A. The Genesis Three reality.
1. Eve had to decide what to do when "another" wanted her to be disloyal to God.
2. Adam had to decide what to do when the "other" was his most valuable human companion.
B. The Job connection.
1. The book of Job is the Word of God's fundamental presentation of the "loyalty" issue: is God more valuable than any "other"?
2. In that book, Job rejected his wife as a "fool" (Job 2:9-10).
C. Jesus's own teaching.
1. The "problem" with "kinsmen" is two-fold.
a. On the one hand, if you frustrate them very significantly, they will turn on you like a wolfpack with a white pup in its midst (Luke 21:16).
b. On the other hand, regardless of where you "fit" in the group, the tendency will be to discount you significantly if you are "too 'fanatical' about the will of God" (Mark 6:4).
2. The "solution" with this "problem" is one: Mark 3:33-34.
a. One must be clear beyond clear as to who it is that makes up "family".
b. It is not, not, not, not those in whose veins the blood of a common gene pool flows (blood may be thicker than water, but loyalty to God had better be thicker than blood).
D. Jesus' own experience.
1. With His "own", He rejected their opinions and, as long as they held them, He rejected them (Note John 1:11).
2. With Jesus, the "know it all's" used their familiarity with Jesus to reject Him as God's Redeemer (Note John 6:42 and Mark 3:32 and following, compared with 3:21). The extremely sobering thing about this is that Jesus responded to them according to what they did to Him: He rejected them as "family". Those who walk with God in harmony with His Word will invariably be discounted and persecuted by those who wish to live a life of unexamined suppositions.
E. The "typical" excuse; you live your way and I'll live mine, will not work because it is impossible for entertwined lives to not bring pressure to conform to bear.
II. This Specific Record.
A. It begins with the record of Jesus as the Redeemer.
B. It goes immediately to the context of Passover/Unleavened Bread.
a. This context is about the Father's level of commitment in Passover.
b. This context is also about the Son's level of commitment in diligently rejecting all leaven as a component of life.
C. It then deliberately focuses upon the "leaven" issue of "family pressure to conform to the life of unexplored suppositions".
a. Joseph and Mary are clearly the "foil" Luke has chosen to use to address the Redeemer's qualification of absolute loyalty to the One Who deserves it.
b. The "supposition" issue is the central thesis of "cause" in this event: without their "supposing", none of this would have happened.

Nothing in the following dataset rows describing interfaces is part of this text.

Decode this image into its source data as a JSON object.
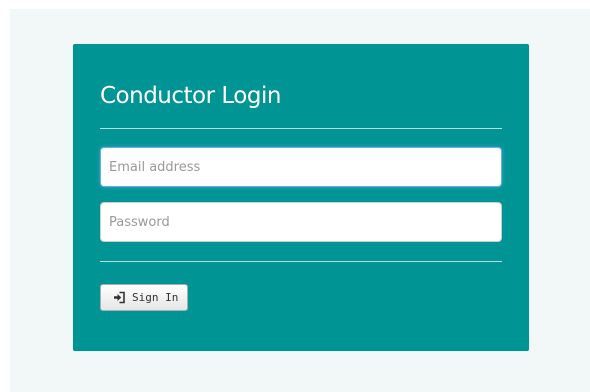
{
  "login": {
    "title": "Conductor Login",
    "email_placeholder": "Email address",
    "email_value": "",
    "password_placeholder": "Password",
    "password_value": "",
    "signin_label": "Sign In",
    "signin_icon": "sign-in-icon"
  },
  "colors": {
    "panel": "#009494",
    "page_background": "#f2f8f8",
    "focus_border": "#66afe9"
  }
}
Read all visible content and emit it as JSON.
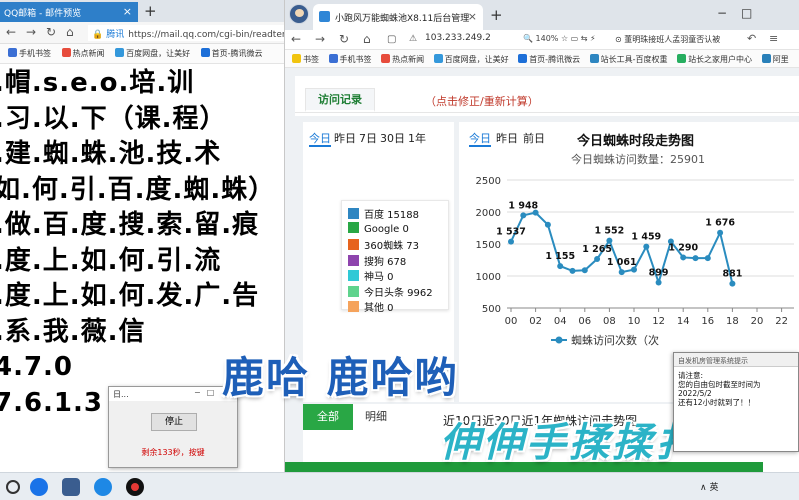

c. It cannotbe, therefore, that Luke is not addressing the fault of living in the wasteland of the superficial, unexamined, religious life.
d. Nor can it be possible that Joseph and Mary were not exerting a subtle pressure upon Jesus to "conform". It is impossible to live without exerting the pressure of one's life and choices upon those most closely linked to that life. Likewise, it is impossible that Jesus's twelve-year-long loyalty to His Father was not making its own presence felt, but that presence was being stymied by the "loyalty" of the family to its own agenda. How is it that none of Jesus' brothers believed in Him until after the resurrection?

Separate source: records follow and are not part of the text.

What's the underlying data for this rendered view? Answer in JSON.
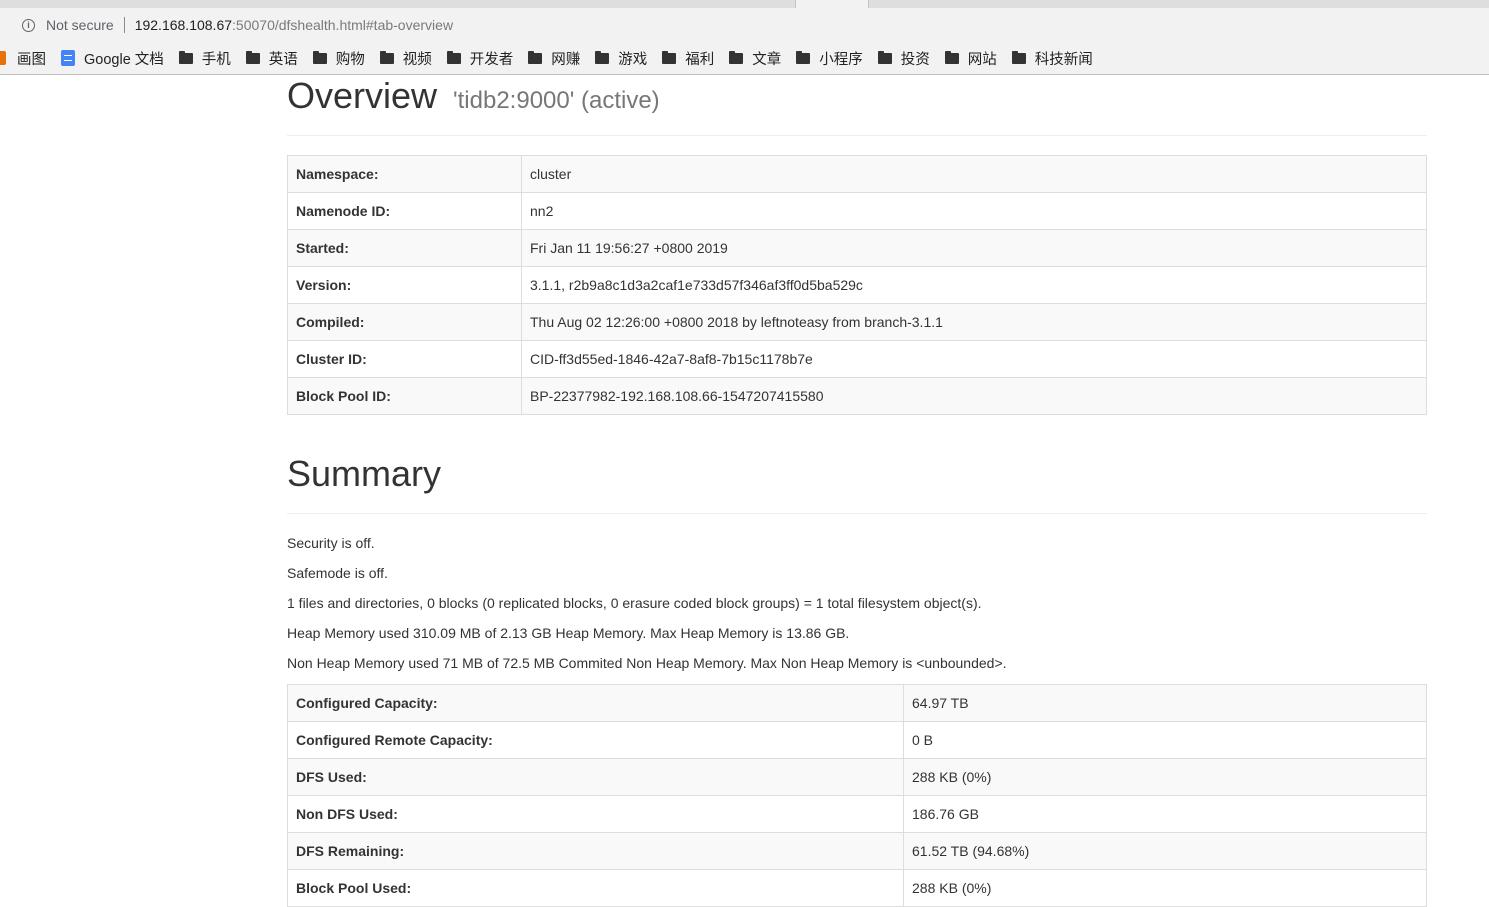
{
  "browser": {
    "not_secure": "Not secure",
    "url_host": "192.168.108.67",
    "url_rest": ":50070/dfshealth.html#tab-overview"
  },
  "bookmarks": [
    {
      "label": "画图",
      "icon": "orange-app-icon"
    },
    {
      "label": "Google 文档",
      "icon": "google-docs-icon"
    },
    {
      "label": "手机",
      "icon": "folder-icon"
    },
    {
      "label": "英语",
      "icon": "folder-icon"
    },
    {
      "label": "购物",
      "icon": "folder-icon"
    },
    {
      "label": "视频",
      "icon": "folder-icon"
    },
    {
      "label": "开发者",
      "icon": "folder-icon"
    },
    {
      "label": "网赚",
      "icon": "folder-icon"
    },
    {
      "label": "游戏",
      "icon": "folder-icon"
    },
    {
      "label": "福利",
      "icon": "folder-icon"
    },
    {
      "label": "文章",
      "icon": "folder-icon"
    },
    {
      "label": "小程序",
      "icon": "folder-icon"
    },
    {
      "label": "投资",
      "icon": "folder-icon"
    },
    {
      "label": "网站",
      "icon": "folder-icon"
    },
    {
      "label": "科技新闻",
      "icon": "folder-icon"
    }
  ],
  "overview": {
    "title": "Overview",
    "subtitle": "'tidb2:9000' (active)",
    "rows": [
      {
        "key": "Namespace:",
        "value": "cluster"
      },
      {
        "key": "Namenode ID:",
        "value": "nn2"
      },
      {
        "key": "Started:",
        "value": "Fri Jan 11 19:56:27 +0800 2019"
      },
      {
        "key": "Version:",
        "value": "3.1.1, r2b9a8c1d3a2caf1e733d57f346af3ff0d5ba529c"
      },
      {
        "key": "Compiled:",
        "value": "Thu Aug 02 12:26:00 +0800 2018 by leftnoteasy from branch-3.1.1"
      },
      {
        "key": "Cluster ID:",
        "value": "CID-ff3d55ed-1846-42a7-8af8-7b15c1178b7e"
      },
      {
        "key": "Block Pool ID:",
        "value": "BP-22377982-192.168.108.66-1547207415580"
      }
    ]
  },
  "summary": {
    "title": "Summary",
    "lines": [
      "Security is off.",
      "Safemode is off.",
      "1 files and directories, 0 blocks (0 replicated blocks, 0 erasure coded block groups) = 1 total filesystem object(s).",
      "Heap Memory used 310.09 MB of 2.13 GB Heap Memory. Max Heap Memory is 13.86 GB.",
      "Non Heap Memory used 71 MB of 72.5 MB Commited Non Heap Memory. Max Non Heap Memory is <unbounded>."
    ],
    "rows": [
      {
        "key": "Configured Capacity:",
        "value": "64.97 TB"
      },
      {
        "key": "Configured Remote Capacity:",
        "value": "0 B"
      },
      {
        "key": "DFS Used:",
        "value": "288 KB (0%)"
      },
      {
        "key": "Non DFS Used:",
        "value": "186.76 GB"
      },
      {
        "key": "DFS Remaining:",
        "value": "61.52 TB (94.68%)"
      },
      {
        "key": "Block Pool Used:",
        "value": "288 KB (0%)"
      }
    ]
  }
}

D. It then moves directly into a "confrontation" setting.
a. Jesus, under His Father's direction, creates a breakdown of the "suppositional life".
1. He does not do an "easy" thing. There are six days of significant difficulty involved.

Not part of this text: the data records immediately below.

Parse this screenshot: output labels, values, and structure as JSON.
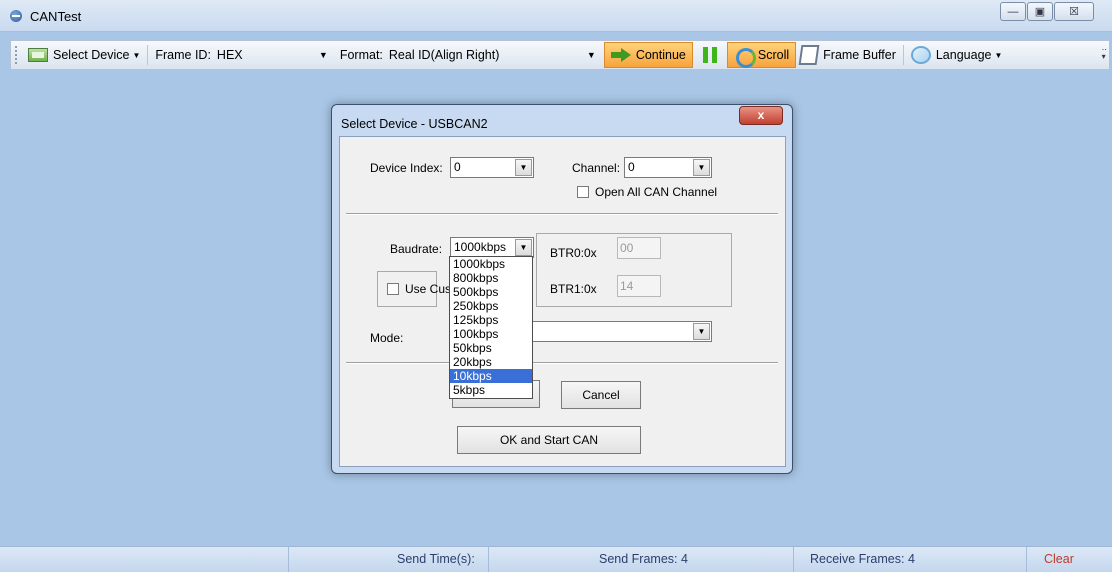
{
  "window": {
    "title": "CANTest",
    "min_icon": "minimize-icon",
    "max_icon": "maximize-icon",
    "close_label": "☒"
  },
  "toolbar": {
    "select_device": "Select Device",
    "frame_id_label": "Frame ID:",
    "frame_id_value": "HEX",
    "format_label": "Format:",
    "format_value": "Real ID(Align Right)",
    "continue": "Continue",
    "scroll": "Scroll",
    "frame_buffer": "Frame Buffer",
    "language": "Language"
  },
  "dialog": {
    "title": "Select Device - USBCAN2",
    "close_label": "x",
    "device_index_label": "Device Index:",
    "device_index_value": "0",
    "channel_label": "Channel:",
    "channel_value": "0",
    "open_all_label": "Open All CAN Channel",
    "baudrate_label": "Baudrate:",
    "baudrate_value": "1000kbps",
    "btr0_label": "BTR0:0x",
    "btr0_value": "00",
    "btr1_label": "BTR1:0x",
    "btr1_value": "14",
    "use_custom_label": "Use Cus",
    "mode_label": "Mode:",
    "mode_value": "",
    "cancel_button": "Cancel",
    "ok_start_button": "OK and Start CAN",
    "baudrate_options": [
      "1000kbps",
      "800kbps",
      "500kbps",
      "250kbps",
      "125kbps",
      "100kbps",
      "50kbps",
      "20kbps",
      "10kbps",
      "5kbps"
    ],
    "baudrate_highlighted": "10kbps"
  },
  "statusbar": {
    "send_time_label": "Send Time(s):",
    "send_frames": "Send Frames: 4",
    "receive_frames": "Receive Frames: 4",
    "clear": "Clear"
  },
  "colors": {
    "desktop": "#a9c6e6",
    "highlight": "#3b6fd8",
    "accent_orange": "#f7a33d"
  }
}
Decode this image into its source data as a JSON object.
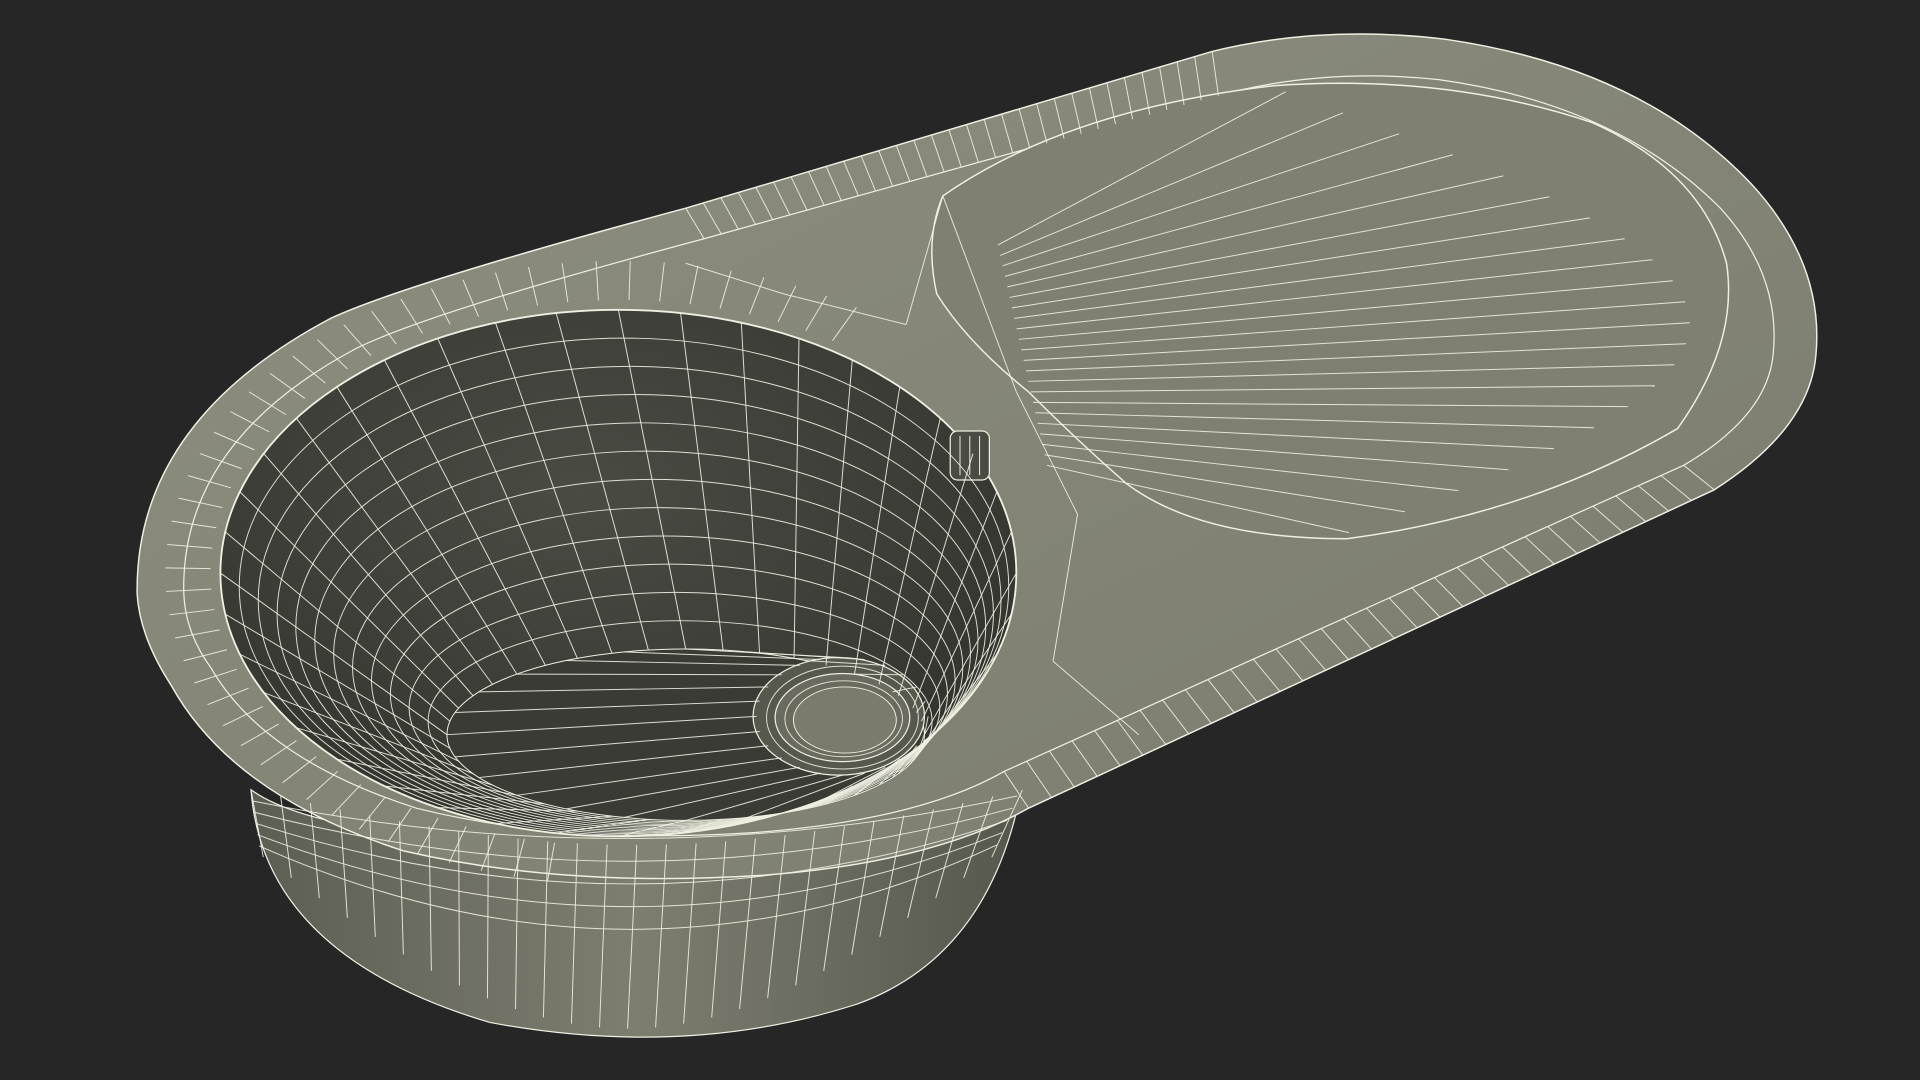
{
  "scene": {
    "background": "#262626",
    "render_mode": "wireframe-on-shaded",
    "colors": {
      "surface_light": "#8a8b7c",
      "surface_mid": "#757668",
      "surface_dark": "#4e4f46",
      "bowl_inner": "#3f403a",
      "wire": "#efefe2"
    }
  },
  "model": {
    "object": "kitchen-sink",
    "parts": [
      "rim",
      "round-bowl",
      "drainboard",
      "drain-strainer",
      "overflow-hole"
    ]
  }
}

2. He deliberately creates the "loyalty" test.
b. Jesus was not the only one in that family who was supposed to be "about My Father's things".
1. The "lesson" goes unlearned -- at least partially (see 2:51, but compare it to the record of Mark 3).
a) Joseph is never heard of again as a living participant in the on-going record.
b) Mary is presented as coming to the issues with difficulty.
2. It is incumbant upon every child of God to give the Father the place He deserves to have if life is going to result.
3. The bottom line: no one can be a loyal son without deciding that even family members do not have the right to determine that we will not do the will of God.